If you’d like to pick the meat off of the cooked fish head, go for it. I pulled a bit of meat off of each of the sides or “cheeks,” but that’s about it. Fully dissecting a large fish head is not for the faint of heart; if you’re a little squeamish, just strain your broth and discard the head entirely. No worries.
NOTE: This version of simple fish head stew is low-carb and keto friendly. If carbs are not an issue, consider adding 1 or 2 peeled, cubed raw potatoes and 1 cup of corn kernels along with your seafood in step 1. Either or both would make delicious additions to your stew!
Moving on, here’s what you’ll need to turn your fish head broth into a delicious fish head stew:
Ingredients (Makes a big pot)
10 cups fish head broth (see above)
2 chicken bouillon cubes
1 pound of seafood (I used tilapia fillets because they’re inexpensive; other ideas include raw peeled shrimp, canned minced clams, or small bay scallops – use about 1 pound total, in any combination.)
Step 1) Bring strained fish head broth (see above) to a boil. Add seafood and bouillon cubes. Immediately reduce heat to low. Simmer over low heat, uncovered.
Step 2) While seafood is simmering in broth, fry diced bacon in a small skillet until crisp. Remove bacon and set aside; do not drain or clean the skillet!
Step 3) Add zucchini and garlic to the skillet with the bacon fat. Sautee for about 3 minutes, until you can smell the garlic and the zucchini peel turns bright green. Remove from heat and set aside.
Step 4) Check your seafood. If you are using tilapia fillets or bay scallops, they should be turning from an opaque color to white. If you are using shrimp, they should be turning pink. When the seafood appears almost cooked through (i.e., mostly white or mostly pink), add all of the vegetables to the pot. Continue simmering over low heat until the seafood is completely cooked, and any fish in your stew flakes easily.
Step 5) When the seafood is completely cooked, remove stew from heat and allow to cool for one minute. Then, add half and half cream.

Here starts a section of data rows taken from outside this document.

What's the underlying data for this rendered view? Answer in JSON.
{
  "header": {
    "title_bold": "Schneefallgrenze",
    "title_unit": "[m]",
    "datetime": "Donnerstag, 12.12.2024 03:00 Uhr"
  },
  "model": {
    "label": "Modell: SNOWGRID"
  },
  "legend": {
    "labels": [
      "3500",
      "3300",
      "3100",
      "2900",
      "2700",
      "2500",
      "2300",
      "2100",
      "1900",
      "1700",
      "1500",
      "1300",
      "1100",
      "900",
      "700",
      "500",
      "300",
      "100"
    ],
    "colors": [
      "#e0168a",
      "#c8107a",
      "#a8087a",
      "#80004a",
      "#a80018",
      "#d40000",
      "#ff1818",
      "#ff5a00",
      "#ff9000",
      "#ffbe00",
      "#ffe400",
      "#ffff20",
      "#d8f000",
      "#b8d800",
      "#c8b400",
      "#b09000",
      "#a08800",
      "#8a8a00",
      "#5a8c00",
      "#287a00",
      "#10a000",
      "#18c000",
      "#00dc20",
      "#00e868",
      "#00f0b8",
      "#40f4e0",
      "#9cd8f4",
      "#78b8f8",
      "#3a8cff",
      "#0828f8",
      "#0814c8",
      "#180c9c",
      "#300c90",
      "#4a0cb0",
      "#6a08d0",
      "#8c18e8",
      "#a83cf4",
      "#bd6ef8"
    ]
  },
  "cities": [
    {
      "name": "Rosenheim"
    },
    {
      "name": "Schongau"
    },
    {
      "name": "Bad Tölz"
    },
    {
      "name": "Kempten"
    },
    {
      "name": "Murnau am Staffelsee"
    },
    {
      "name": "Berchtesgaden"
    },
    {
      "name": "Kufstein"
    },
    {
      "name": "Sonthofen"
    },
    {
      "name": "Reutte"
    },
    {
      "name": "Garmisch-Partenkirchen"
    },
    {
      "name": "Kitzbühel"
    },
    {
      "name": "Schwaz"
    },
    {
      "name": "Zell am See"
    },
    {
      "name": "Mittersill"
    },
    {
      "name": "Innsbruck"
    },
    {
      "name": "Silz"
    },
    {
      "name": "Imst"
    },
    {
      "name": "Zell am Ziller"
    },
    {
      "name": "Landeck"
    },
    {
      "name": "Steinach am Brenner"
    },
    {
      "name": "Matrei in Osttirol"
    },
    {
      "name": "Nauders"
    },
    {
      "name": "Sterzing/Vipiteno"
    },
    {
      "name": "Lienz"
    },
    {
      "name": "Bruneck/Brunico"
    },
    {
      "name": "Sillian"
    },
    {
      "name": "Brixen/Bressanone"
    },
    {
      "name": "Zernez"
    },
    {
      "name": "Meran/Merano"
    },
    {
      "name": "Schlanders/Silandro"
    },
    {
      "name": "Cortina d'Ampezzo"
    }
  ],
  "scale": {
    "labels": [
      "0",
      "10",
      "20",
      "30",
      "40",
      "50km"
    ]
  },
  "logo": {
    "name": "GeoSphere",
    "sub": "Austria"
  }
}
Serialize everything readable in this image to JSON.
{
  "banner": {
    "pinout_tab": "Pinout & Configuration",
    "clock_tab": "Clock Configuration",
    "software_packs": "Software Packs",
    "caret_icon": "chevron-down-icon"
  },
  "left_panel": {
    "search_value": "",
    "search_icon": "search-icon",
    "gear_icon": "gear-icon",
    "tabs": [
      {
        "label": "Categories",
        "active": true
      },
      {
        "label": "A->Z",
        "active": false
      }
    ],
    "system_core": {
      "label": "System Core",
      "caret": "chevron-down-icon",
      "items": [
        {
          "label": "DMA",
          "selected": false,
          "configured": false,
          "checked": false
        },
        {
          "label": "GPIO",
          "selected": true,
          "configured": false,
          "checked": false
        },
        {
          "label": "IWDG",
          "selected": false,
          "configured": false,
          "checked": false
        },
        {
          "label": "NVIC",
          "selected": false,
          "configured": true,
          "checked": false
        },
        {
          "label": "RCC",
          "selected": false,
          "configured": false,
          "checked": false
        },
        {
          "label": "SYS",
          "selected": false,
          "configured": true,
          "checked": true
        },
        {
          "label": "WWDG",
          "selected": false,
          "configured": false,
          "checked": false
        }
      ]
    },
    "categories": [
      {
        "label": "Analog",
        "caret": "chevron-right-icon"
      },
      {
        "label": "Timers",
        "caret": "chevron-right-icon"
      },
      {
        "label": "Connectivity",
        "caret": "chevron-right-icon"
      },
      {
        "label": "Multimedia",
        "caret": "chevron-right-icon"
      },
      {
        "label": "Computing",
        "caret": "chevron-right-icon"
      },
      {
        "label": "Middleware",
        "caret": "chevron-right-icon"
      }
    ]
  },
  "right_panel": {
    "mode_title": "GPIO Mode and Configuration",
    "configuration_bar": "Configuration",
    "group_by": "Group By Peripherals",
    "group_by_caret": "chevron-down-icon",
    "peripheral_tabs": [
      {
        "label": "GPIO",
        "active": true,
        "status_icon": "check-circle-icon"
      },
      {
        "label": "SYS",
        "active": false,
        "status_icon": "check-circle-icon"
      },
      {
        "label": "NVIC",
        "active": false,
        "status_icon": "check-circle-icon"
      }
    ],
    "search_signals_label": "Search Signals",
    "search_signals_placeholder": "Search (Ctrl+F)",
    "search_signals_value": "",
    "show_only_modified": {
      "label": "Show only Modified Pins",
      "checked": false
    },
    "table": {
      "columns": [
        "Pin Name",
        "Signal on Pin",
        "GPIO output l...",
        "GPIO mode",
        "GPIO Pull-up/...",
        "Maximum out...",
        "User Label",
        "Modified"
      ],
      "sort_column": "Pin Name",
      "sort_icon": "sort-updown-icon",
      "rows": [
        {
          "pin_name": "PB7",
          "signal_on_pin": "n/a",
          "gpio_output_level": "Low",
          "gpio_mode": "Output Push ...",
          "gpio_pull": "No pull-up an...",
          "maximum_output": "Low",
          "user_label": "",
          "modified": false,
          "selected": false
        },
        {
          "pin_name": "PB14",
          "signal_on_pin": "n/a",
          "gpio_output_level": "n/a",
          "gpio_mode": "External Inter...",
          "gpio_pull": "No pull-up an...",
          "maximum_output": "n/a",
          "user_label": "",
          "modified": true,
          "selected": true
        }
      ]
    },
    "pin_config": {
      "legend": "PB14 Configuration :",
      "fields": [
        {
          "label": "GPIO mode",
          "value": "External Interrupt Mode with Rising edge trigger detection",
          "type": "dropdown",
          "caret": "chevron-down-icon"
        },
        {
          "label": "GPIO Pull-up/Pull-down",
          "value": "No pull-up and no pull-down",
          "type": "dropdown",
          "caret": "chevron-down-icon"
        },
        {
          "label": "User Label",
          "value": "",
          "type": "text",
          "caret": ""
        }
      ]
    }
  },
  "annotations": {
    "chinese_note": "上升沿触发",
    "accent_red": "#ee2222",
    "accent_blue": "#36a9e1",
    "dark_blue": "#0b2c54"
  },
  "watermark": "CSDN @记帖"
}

Step 6) Ladle your fish head stew into bowls. If desired, ladle into bowls over a scoop of cooked white rice (optional). Garnish with crispy fried bacon and serve immediately!
Rendang, a traditional Indonesian dish, involves simmering meat in a rich, fragrant sauce of coconut milk, chilies, and myriad spices. Beef rendang is most common, but rendang can also be made from other meats (such as pork, chicken, or goat) and hearty fish. Here on the Gulf Coast, we’re taking advantage of the availability of right-off-the-boat seafood and are making rendang using a fresh tuna steak.
Full disclosure: While the freezer in our Midwest home is stocked with small quantities of goodies such as lime leaves, lemongrass stalks, Thai chilies, and galangal, our traveling kitchen here on the Gulf Coast is not. Consequently, we’ve taken liberties – a lot of liberties – with the traditional rendang base. That’s why we’re calling it “Easy.” The results were quite tasty (or we wouldn’t share them with you!). So, if you’re looking for an EASY way to capture the general flavor of rendang without investing in a list of niche ingredients, give this a whirl!
Ingredients (Serves 4)
1 pound Yellowfin tuna steak, cut into 2 inch cubes
1 tablespoon coconut oil
1 can coconut milk
2 cloves garlic, minced
1/2 onion, minced
2 tablespoons Sriracha sauce (more or less to taste)
Step 1) Melt coconut oil in large skillet over high heat. Sear tuna over high heat for about 30 seconds. Flip tuna over and sear an additional 30 seconds.
Step 2) Reduce heat to low and add remaining ingredients to skillet. Simmer over low heat for 30 minutes, or until sauce is thickened. Serve over rice.